TASK STATEMENT —
Only the number is wanted: how many lines in the data contain "fylkesmannen"?

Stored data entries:
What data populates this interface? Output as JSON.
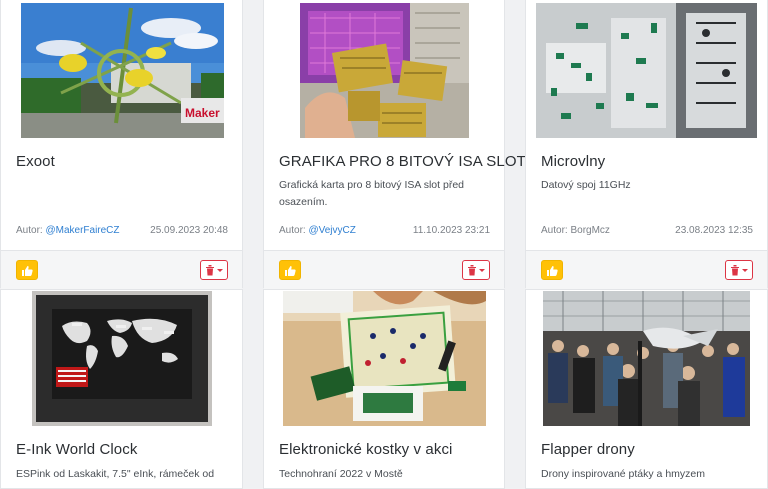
{
  "cards": [
    {
      "title": "Exoot",
      "description": "",
      "author_prefix": "Autor:",
      "author": "@MakerFaireCZ",
      "date": "25.09.2023 20:48",
      "image_text": "Maker"
    },
    {
      "title": "GRAFIKA PRO 8 BITOVÝ ISA SLOT",
      "description": "Grafická karta pro 8 bitový ISA slot před osazením.",
      "author_prefix": "Autor:",
      "author": "@VejvyCZ",
      "date": "11.10.2023 23:21"
    },
    {
      "title": "Microvlny",
      "description": "Datový spoj 11GHz",
      "author_prefix": "Autor:",
      "author": "BorgMcz",
      "date": "23.08.2023 12:35"
    },
    {
      "title": "E-Ink World Clock",
      "description": "ESPink od Laskakit, 7.5\" eInk, rámeček od"
    },
    {
      "title": "Elektronické kostky v akci",
      "description": "Technohraní 2022 v Mostě"
    },
    {
      "title": "Flapper drony",
      "description": "Drony inspirované ptáky a hmyzem"
    }
  ],
  "icons": {
    "like": "thumbs-up-icon",
    "delete": "trash-icon"
  },
  "colors": {
    "like_button": "#ffc107",
    "delete_border": "#dc3545",
    "link": "#2f7fd1"
  }
}
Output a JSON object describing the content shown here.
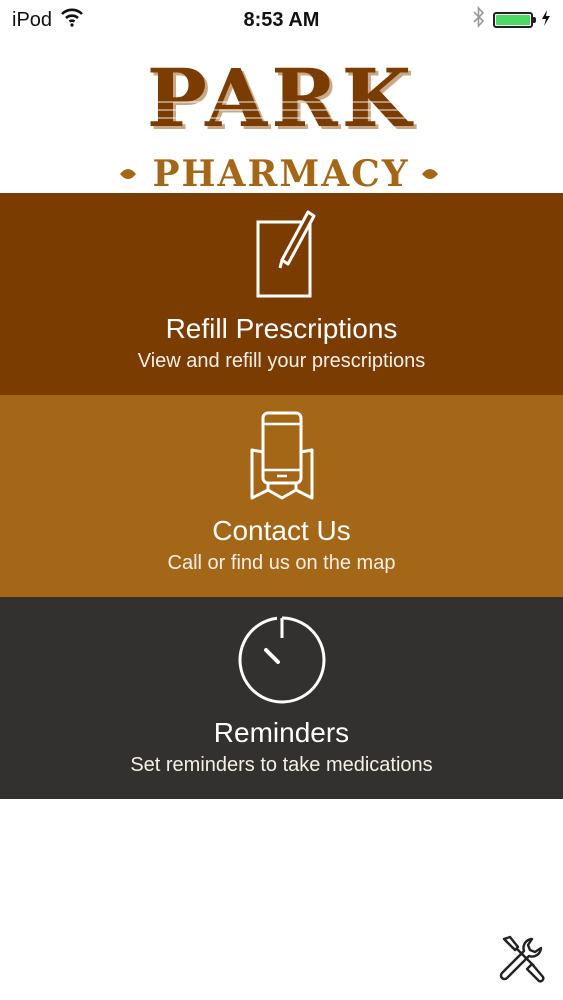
{
  "status_bar": {
    "carrier": "iPod",
    "time": "8:53 AM",
    "battery_level": 1.0,
    "battery_color": "#4cd964"
  },
  "logo": {
    "line1": "PARK",
    "line2": "PHARMACY",
    "color": "#7a3c00",
    "accent": "#a46718"
  },
  "menu": {
    "items": [
      {
        "title": "Refill Prescriptions",
        "subtitle": "View and refill your prescriptions",
        "icon": "notepad-pencil-icon",
        "color": "#7a3c00"
      },
      {
        "title": "Contact Us",
        "subtitle": "Call or find us on the map",
        "icon": "phone-map-icon",
        "color": "#a46718"
      },
      {
        "title": "Reminders",
        "subtitle": "Set reminders to take medications",
        "icon": "timer-icon",
        "color": "#333130"
      }
    ]
  },
  "footer": {
    "tools_icon": "tools-icon"
  }
}
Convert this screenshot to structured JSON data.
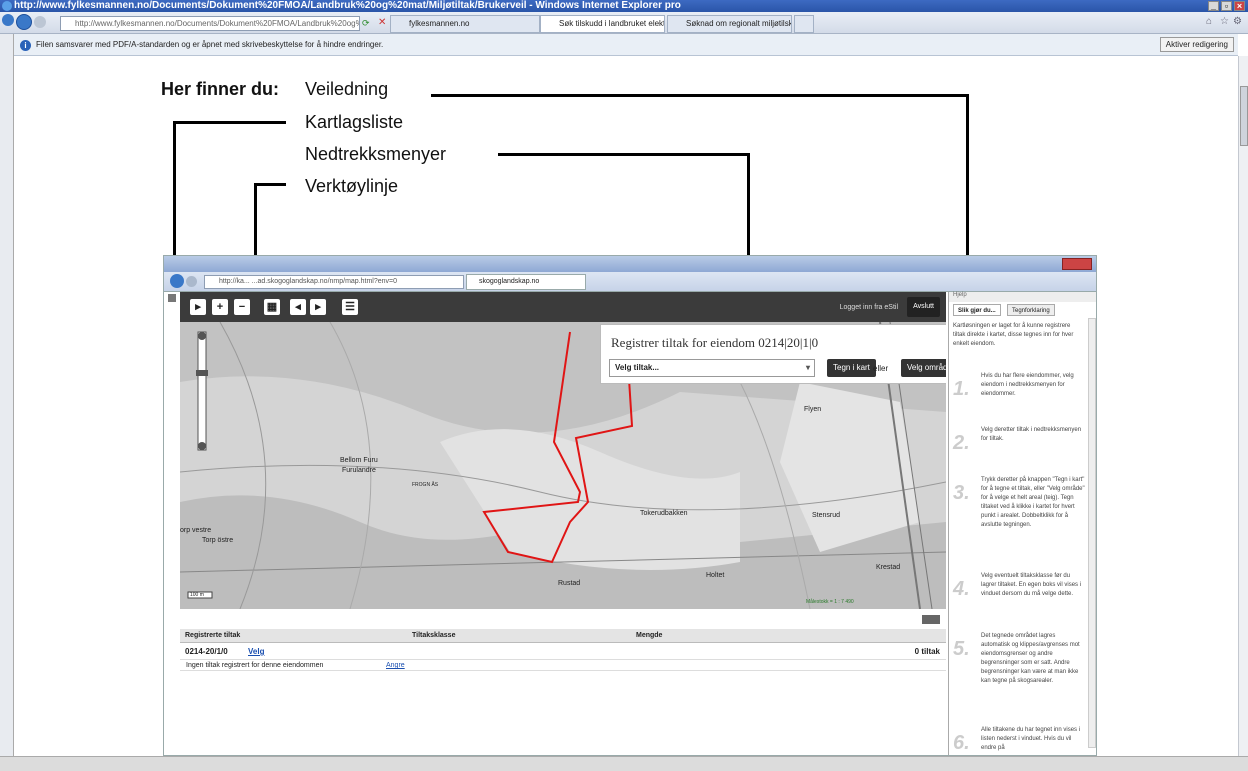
{
  "window": {
    "title": "http://www.fylkesmannen.no/Documents/Dokument%20FMOA/Landbruk%20og%20mat/Miljøtiltak/Brukerveil - Windows Internet Explorer pro"
  },
  "browser": {
    "address": "http://www.fylkesmannen.no/Documents/Dokument%20FMOA/Landbruk%20og%20mat",
    "tabs": [
      "fylkesmannen.no",
      "Søk tilskudd i landbruket elektro...",
      "Søknad om regionalt miljøtilskudd"
    ]
  },
  "infobar": {
    "message": "Filen samsvarer med PDF/A-standarden og er åpnet med skrivebeskyttelse for å hindre endringer.",
    "button": "Aktiver redigering"
  },
  "legend": {
    "intro": "Her finner du:",
    "items": [
      "Veiledning",
      "Kartlagsliste",
      "Nedtrekksmenyer",
      "Verktøylinje"
    ]
  },
  "inner": {
    "address": "http://ka...  ...ad.skogoglandskap.no/nmp/map.html?env=0",
    "tab": "skogoglandskap.no",
    "toolbar": {
      "logged_in": "Logget inn fra eStil",
      "exit": "Avslutt"
    },
    "register": {
      "title": "Registrer tiltak for eiendom 0214|20|1|0",
      "select": "Velg tiltak...",
      "draw": "Tegn i kart",
      "or": "eller",
      "area": "Velg område"
    },
    "map_labels": [
      "Bellom Furu",
      "Furulandre",
      "FROGN ÅS",
      "orp vestre",
      "Torp östre",
      "Tokerudbakken",
      "Flyen",
      "Stensrud",
      "Holtet",
      "Rustad",
      "Krestad",
      "Målestokk = 1 : 7 490",
      "100 m"
    ],
    "table": {
      "headers": [
        "Registrerte tiltak",
        "Tiltaksklasse",
        "Mengde"
      ],
      "row": {
        "id": "0214-20/1/0",
        "link": "Velg",
        "count": "0 tiltak"
      },
      "empty": "Ingen tiltak registrert for denne eiendommen",
      "change": "Angre"
    },
    "side": {
      "header": "Hjelp",
      "tabs": [
        "Slik gjør du...",
        "Tegnforklaring"
      ],
      "intro": "Kartløsningen er laget for å kunne registrere tiltak direkte i kartet, disse tegnes inn for hver enkelt eiendom.",
      "steps": [
        {
          "n": "1.",
          "text": "Hvis du har flere eiendommer, velg eiendom i nedtrekksmenyen for eiendommer."
        },
        {
          "n": "2.",
          "text": "Velg deretter tiltak i nedtrekksmenyen for tiltak."
        },
        {
          "n": "3.",
          "text": "Trykk deretter på knappen \"Tegn i kart\" for å tegne et tiltak, eller \"Velg område\" for å velge et helt areal (teig). Tegn tiltaket ved å klikke i kartet for hvert punkt i arealet. Dobbeltklikk for å avslutte tegningen."
        },
        {
          "n": "4.",
          "text": "Velg eventuelt tiltaksklasse før du lagrer tiltaket. En egen boks vil vises i vinduet dersom du må velge dette."
        },
        {
          "n": "5.",
          "text": "Det tegnede området lagres automatisk og klippes/avgrenses mot eiendomsgrenser og andre begrensninger som er satt. Andre begrensninger kan være at man ikke kan tegne på skogsarealer."
        },
        {
          "n": "6.",
          "text": "Alle tiltakene du har tegnet inn vises i listen nederst i vinduet. Hvis du vil endre på"
        }
      ]
    }
  }
}
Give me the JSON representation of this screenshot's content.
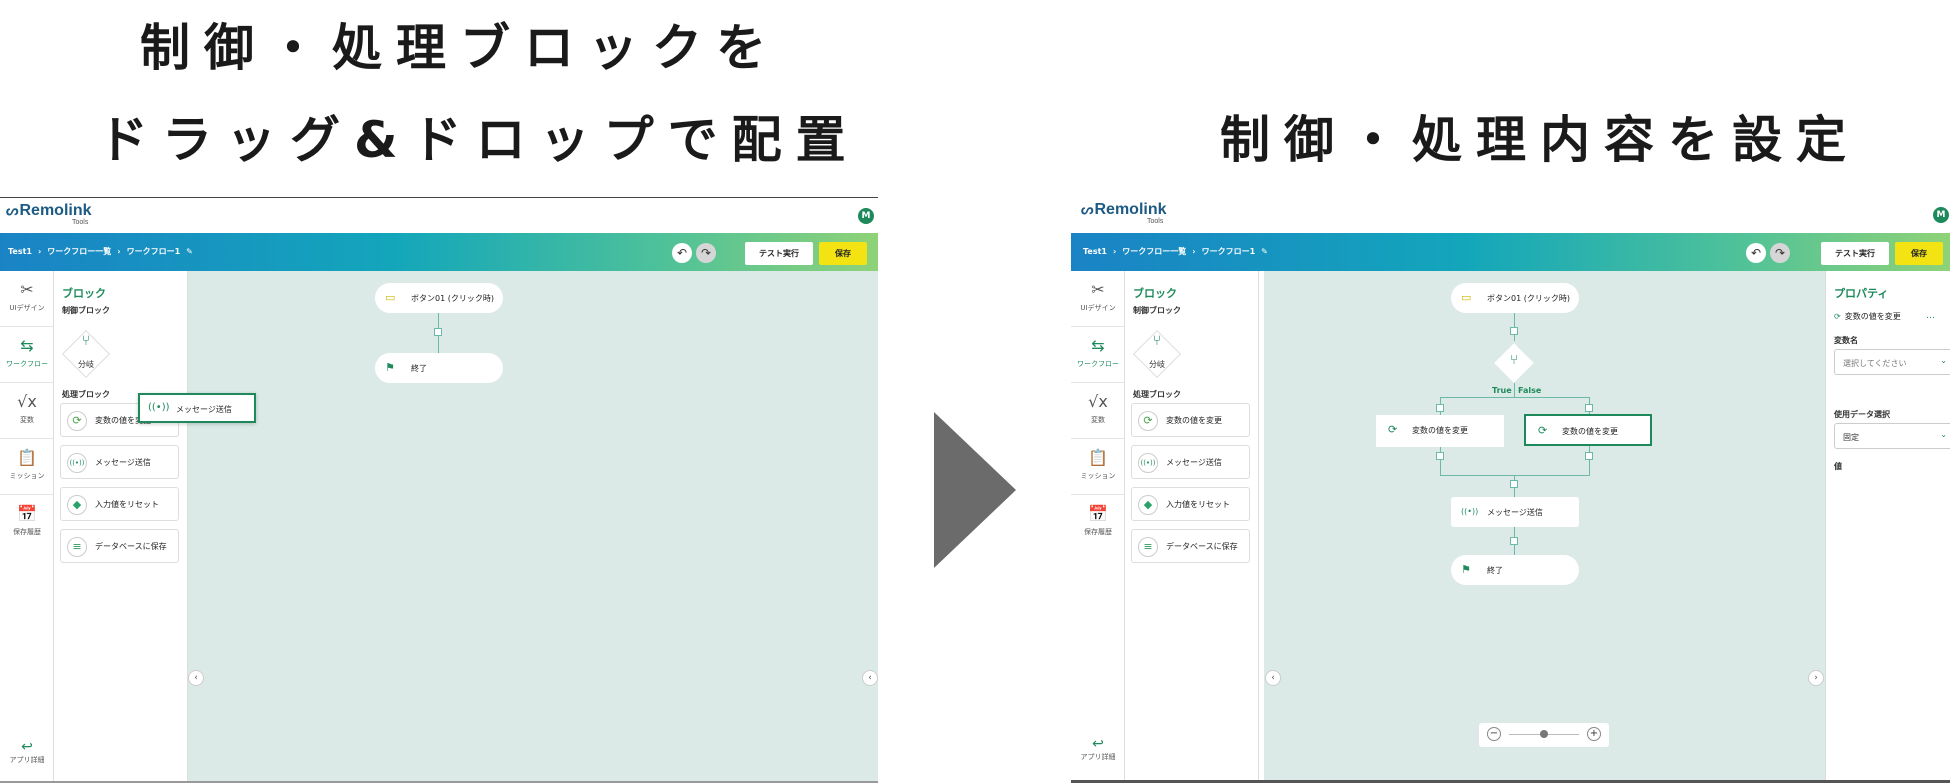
{
  "headings": {
    "left_line1": "制御・処理ブロックを",
    "left_line2": "ドラッグ&ドロップで配置",
    "right": "制御・処理内容を設定"
  },
  "app": {
    "logo": "Remolink",
    "logo_sub": "Tools",
    "avatar": "M",
    "breadcrumb": [
      "Test1",
      "›",
      "ワークフロー一覧",
      "›",
      "ワークフロー1",
      "✎"
    ],
    "undo_icon": "undo-icon",
    "redo_icon": "redo-icon",
    "test_button": "テスト実行",
    "save_button": "保存"
  },
  "nav": {
    "items": [
      {
        "icon": "ui-design-icon",
        "glyph": "✂",
        "label": "UIデザイン",
        "active": false
      },
      {
        "icon": "workflow-icon",
        "glyph": "⇆",
        "label": "ワークフロー",
        "active": true
      },
      {
        "icon": "variable-icon",
        "glyph": "√x",
        "label": "変数",
        "active": false
      },
      {
        "icon": "mission-icon",
        "glyph": "📋",
        "label": "ミッション",
        "active": false
      },
      {
        "icon": "history-icon",
        "glyph": "📅",
        "label": "保存履歴",
        "active": false
      }
    ],
    "back_label": "アプリ詳細"
  },
  "palette": {
    "title": "ブロック",
    "control_label": "制御ブロック",
    "branch_label": "分岐",
    "process_label": "処理ブロック",
    "blocks": [
      {
        "icon": "refresh-icon",
        "glyph": "⟳",
        "label": "変数の値を変更",
        "color": "#4aa34a"
      },
      {
        "icon": "broadcast-icon",
        "glyph": "((•))",
        "label": "メッセージ送信",
        "color": "#1e8a5c"
      },
      {
        "icon": "eraser-icon",
        "glyph": "◆",
        "label": "入力値をリセット",
        "color": "#2aa36a"
      },
      {
        "icon": "database-icon",
        "glyph": "≡",
        "label": "データベースに保存",
        "color": "#2e9a5a"
      }
    ]
  },
  "left_canvas": {
    "trigger_node": "ボタン01 (クリック時)",
    "end_node": "終了",
    "dragging_block": "メッセージ送信"
  },
  "right_canvas": {
    "trigger_node": "ボタン01 (クリック時)",
    "true_label": "True",
    "false_label": "False",
    "true_branch_block": "変数の値を変更",
    "false_branch_block": "変数の値を変更",
    "message_node": "メッセージ送信",
    "end_node": "終了",
    "zoom_minus": "−",
    "zoom_plus": "+",
    "zoom_level": 0.5
  },
  "properties": {
    "title": "プロパティ",
    "block_name": "変数の値を変更",
    "more": "…",
    "variable_label": "変数名",
    "variable_placeholder": "選択してください",
    "data_select_label": "使用データ選択",
    "data_select_value": "固定",
    "value_label": "値"
  }
}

YOUR RESPONSE —
3